Focus groups and interviews in Aberdeen City and Aberdeenshire (particularly Fraserburgh), conducted in a range of languages, suggest generally high levels of patient satisfaction with NHS services. GREC’s annual research for NHS Grampian shows increasing levels of satisfaction over the years, especially in Dental Services and Sexual Health Services, and satisfaction with Hospital Services, Community Nursing, Pharmacy and Ophthalmology Services being consistently high (sometimes very high). Overall, satisfaction levels with health care services are higher in Aberdeen than in Fraserburgh, most marked in GP services.
Many issues that migrants described in relation to healthcare can be attributed to the gap between expectations and reality, based on differences between healthcare in their countries of origin in Central and Eastern Europe. In particular, migrants often expressed frustration that they could not always refer themselves to specialists (e.g. for gynaecology, back problems), and many opted to use medical and dental services in their countries of origin for long-term health issues, and even some acute issues. There were also many complaints about the perceived ‘wait and see’ approach of GPs, who were reluctant to give antibiotics or further tests for minor ailments, and many participants felt there was not enough emphasis on preventative care. For example many participants were used to regular wellness checks with blood/urine tests in their countries of origin, whereas Scottish GPs tend to focus on suspected illnesses.
Generally speaking, migrants had very positive experiences of interpreting and of maternity care in the Aberdeen/shire context, and there was a real appreciation for certain aspects of Scottish healthcare, e.g. free prescriptions, medical devices such as hearing aids, etc. It was noted that some services were available through self-referral, such as optometry, that were subject to long waiting lists in other countries. Additionally, while there were complaints about waiting several weeks for a GP appointment, participants also discussed how on-the-day appointments in other countries were often subject to long waits.
Loneliness was a significant issue affecting migrants’ wellbeing, often stemming from being unable to establish local support networks due to language issues or working long hours. In Aberdeenshire, there were specific problems associated with working in the fishing and food production industries – for example, ongoing skin problems from working in cold, wet conditions in fish factories, breathing problems from working with specific types of seafood, etc.

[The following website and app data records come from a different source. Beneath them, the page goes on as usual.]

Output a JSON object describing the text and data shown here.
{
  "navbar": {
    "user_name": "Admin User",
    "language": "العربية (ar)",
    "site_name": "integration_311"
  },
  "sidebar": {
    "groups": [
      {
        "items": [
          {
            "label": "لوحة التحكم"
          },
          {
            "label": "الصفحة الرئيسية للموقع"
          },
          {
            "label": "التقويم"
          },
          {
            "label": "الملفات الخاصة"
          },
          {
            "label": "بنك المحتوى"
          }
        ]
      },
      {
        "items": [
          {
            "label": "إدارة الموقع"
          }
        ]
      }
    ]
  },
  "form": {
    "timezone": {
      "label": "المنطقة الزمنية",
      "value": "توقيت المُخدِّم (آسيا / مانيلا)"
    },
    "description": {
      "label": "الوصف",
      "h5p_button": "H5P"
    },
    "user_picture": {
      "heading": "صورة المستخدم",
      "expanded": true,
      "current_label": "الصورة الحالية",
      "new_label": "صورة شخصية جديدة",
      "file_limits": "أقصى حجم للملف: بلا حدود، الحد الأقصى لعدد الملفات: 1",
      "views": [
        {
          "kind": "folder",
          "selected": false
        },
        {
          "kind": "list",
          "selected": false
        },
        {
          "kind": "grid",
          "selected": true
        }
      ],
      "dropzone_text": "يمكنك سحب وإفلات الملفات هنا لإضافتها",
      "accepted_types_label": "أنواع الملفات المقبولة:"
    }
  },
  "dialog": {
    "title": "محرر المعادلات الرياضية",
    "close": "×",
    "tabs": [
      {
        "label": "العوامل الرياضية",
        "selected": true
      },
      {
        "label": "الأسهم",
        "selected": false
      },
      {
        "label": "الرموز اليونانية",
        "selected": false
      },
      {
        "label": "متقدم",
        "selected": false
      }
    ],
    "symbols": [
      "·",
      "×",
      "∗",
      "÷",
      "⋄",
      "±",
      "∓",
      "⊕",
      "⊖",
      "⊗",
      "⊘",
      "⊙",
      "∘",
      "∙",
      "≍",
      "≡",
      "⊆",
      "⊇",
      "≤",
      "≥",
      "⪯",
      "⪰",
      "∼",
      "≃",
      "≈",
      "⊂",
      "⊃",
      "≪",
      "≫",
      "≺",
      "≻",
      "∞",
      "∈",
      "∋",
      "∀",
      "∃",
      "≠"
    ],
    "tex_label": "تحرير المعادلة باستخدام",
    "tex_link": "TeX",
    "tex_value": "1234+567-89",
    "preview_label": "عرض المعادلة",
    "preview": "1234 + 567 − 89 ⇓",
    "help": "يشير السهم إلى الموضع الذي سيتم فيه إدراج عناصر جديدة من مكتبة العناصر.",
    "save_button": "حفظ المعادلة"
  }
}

Other research reports available on the GREC website: Link.
Data Source: 2017, SSAMIS: Migrants and Healthcare in Aberdeen/shire. Link.
Category: Qualitative Data
Topics: Ethnicity Health Immigration